EXERCISE AIM ▸ In the entries that follow, how many lines include the string "CWebApplication"? The answer is the number only.

Element data from apps and pages ▸

════

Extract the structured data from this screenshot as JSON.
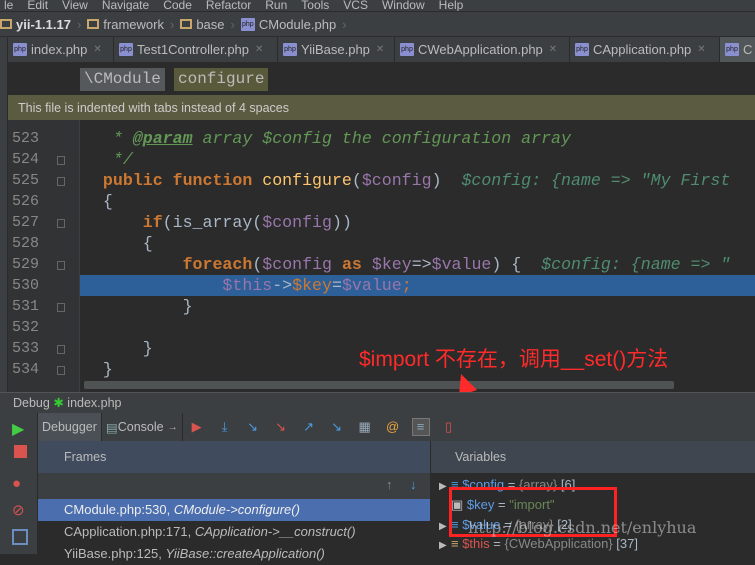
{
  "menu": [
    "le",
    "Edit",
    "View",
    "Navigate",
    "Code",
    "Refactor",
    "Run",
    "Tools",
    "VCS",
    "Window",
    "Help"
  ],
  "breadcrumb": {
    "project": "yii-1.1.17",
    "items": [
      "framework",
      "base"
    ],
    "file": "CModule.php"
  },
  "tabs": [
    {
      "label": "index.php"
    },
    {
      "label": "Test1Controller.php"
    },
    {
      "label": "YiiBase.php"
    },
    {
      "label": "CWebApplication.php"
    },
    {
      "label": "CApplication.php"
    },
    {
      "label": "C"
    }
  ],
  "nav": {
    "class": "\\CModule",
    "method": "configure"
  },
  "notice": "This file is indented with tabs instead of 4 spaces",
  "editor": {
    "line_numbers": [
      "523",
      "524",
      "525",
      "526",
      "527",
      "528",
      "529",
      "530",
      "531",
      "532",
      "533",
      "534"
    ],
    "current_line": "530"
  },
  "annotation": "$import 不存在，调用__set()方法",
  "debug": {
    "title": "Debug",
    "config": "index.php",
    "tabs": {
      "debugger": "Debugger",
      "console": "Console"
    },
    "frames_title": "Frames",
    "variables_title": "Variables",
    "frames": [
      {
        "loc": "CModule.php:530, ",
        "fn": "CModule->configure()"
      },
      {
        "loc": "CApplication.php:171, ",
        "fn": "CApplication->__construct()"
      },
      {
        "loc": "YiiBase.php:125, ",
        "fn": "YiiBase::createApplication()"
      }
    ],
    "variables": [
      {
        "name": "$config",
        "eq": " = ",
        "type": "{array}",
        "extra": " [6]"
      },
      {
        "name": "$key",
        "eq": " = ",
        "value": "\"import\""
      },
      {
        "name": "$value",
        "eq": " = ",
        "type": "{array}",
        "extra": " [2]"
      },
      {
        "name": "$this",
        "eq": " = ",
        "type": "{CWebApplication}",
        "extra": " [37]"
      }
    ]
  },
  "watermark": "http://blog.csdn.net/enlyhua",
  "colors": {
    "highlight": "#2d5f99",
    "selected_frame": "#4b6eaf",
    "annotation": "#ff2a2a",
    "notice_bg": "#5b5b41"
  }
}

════

WRITTEN SOLUTION ▸ 2